OB/GYN accused of mistaking cancer for yeast infection
Case Client v. Dr. P (M.D.) and OBGYN Group Practice
Court Richmond Supreme
Facts & Allegations
New York City Failure to Diagnose Vulva Cancer Lawyer
On Aug. 15, 2007, plaintiff Client, 51, a real estate broker, was evaluated by gynecologist Dr. P after complaining of a lesion and irritation to her right vulva. Client had never before treated with Dr. P, but Dr. P was affiliated with a practice group whose OB/GYNs had previously treated Client. Dr. P’s notes from the visit reflect observations of raised lesions on the right labia. A speculum examination, smear test and yeast culture were performed, but no biopsy was taken. Dr. P’s ultimate diagnosis was yeast infection, and he prescribed anti-fungal cream.
In the spring of 2008, Client was diagnosed with cancer of the vulva. She sued Dr. P and the practice group, alleging that her cancer had existed as of the Aug. 15 visit, and that Dr. P’s failure to diagnose, or take steps that would have allowed him to diagnose, the cancer during that visit constituted a departure from accepted standards of medical care, and that the practice group was vicariously liable for his negligent treatment.
According to the Client’s complaint, Dr. P received negative results for Client’s yeast culture on Aug. 20, but did not notify her of the development. Several days later, he allegedly received negative Pap test results, but engaged in no follow-up other than to send a letter advising her to return within six months for additional smear testing. Client claimed that in March 2008, she returned to the practice with complaints of continued symptoms associated with the lesion on her right vulva. A colleague of Dr. P’s performed a biopsy, after noting that the lesion was consistent with malignancy. The pathology report was inconclusive, but did not rule out cancer. Client was referred to a gynecologic oncologist. After further testing, Client was diagnosed with keratinizing squamous cell carcinoma.
According to Client, Dr. P contacted her after she was diagnosed, and offered his assistance in treating her cancer. Subsequently, Client and her adult daughter went to the practice’s offices to pick up pain medication for which Dr. P had agreed to provide a prescription, and Dr. P allegedly told the daughter that he thought the lesion area had been the result of a yeast infection.
With respect to Dr. P’s allegedly negligent decision not to perform a biopsy at the underlying visit, defense counsel argued that Client had been in such a high amount of pain that Dr. P could not perform a biopsy. (Plaintiff’s counsel responded that Dr. P could have used an anesthetic if there was a pain issue, and that the notes reflected that Client’s speculum exam had been done without anesthetic.)

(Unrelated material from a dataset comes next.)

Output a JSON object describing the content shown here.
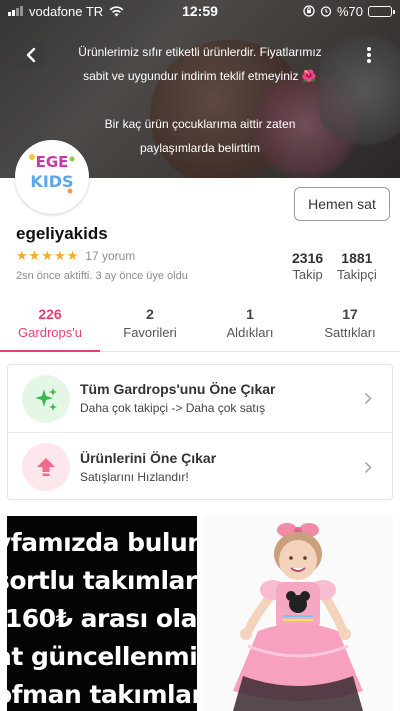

In response to the allegation of failure to properly follow-up, Dr. P. stated that he had actually asked Client to schedule an appointment to take place within a month of the Aug. 15 visit, but that she failed to comply with this instruction. (Plaintiff’s counsel counter-argued that there had been no reference to this instruction in Dr. P’s notes, and that Client’s name apparently had not been entered into the practice’s automated call-back system following the Aug. 15 visit.)
scar and/or disfigurement; vaginal injury; sexual dysfunction; metastatic cancer; radiation therapy; reconstructive surgery
Client claimed that after being diagnosed with cancer, she struggled to secure adequate healthcare coverage, with insurance ultimately being supplied by the federal government. She underwent a radical vulvectomy in June 2008, and argued that the operation left her with significant, permanent disfigurement to her vaginal area. She underwent radiation therapy in the fall of 2008, receiving 28 treatments to the bilateral vulva walls and bilateral inguinal areas. Those treatments allegedly involved secondary symptoms including irritated skin in and around the groin, irregular bowel movements, urinary problems, vaginal discharge and sexual inactivity. Client contended that developing cancer — and undergoing invasive procedures — in such a sensitive part of her body had caused intense psychological trauma, in addition to physical pain; she stated that the break-up of a longstanding relationship she had been in at the time she was diagnosed was attributable, in part, to her illness.
Plaintiff’s counsel argued that Dr. P’s negligent diagnosis had allowed Client’s cancer to spread to her lymph nodes, causing her staging to go from the second to the third stage. It was alleged that a more timely diagnosis would have prevented the necessity of treatments such as radical vulvectomy and radiation therapy.
The defense reasoned that there was no definitive medical proof that an earlier diagnosis would have made a difference with respect to either the treatment Client later received, or her ultimate prognosis.
The day on which jury selection was to commence, the parties negotiated a settlement agreement that will see Client receive $1.2 million from malpractice insurance policies with $2.3 million in combined coverage.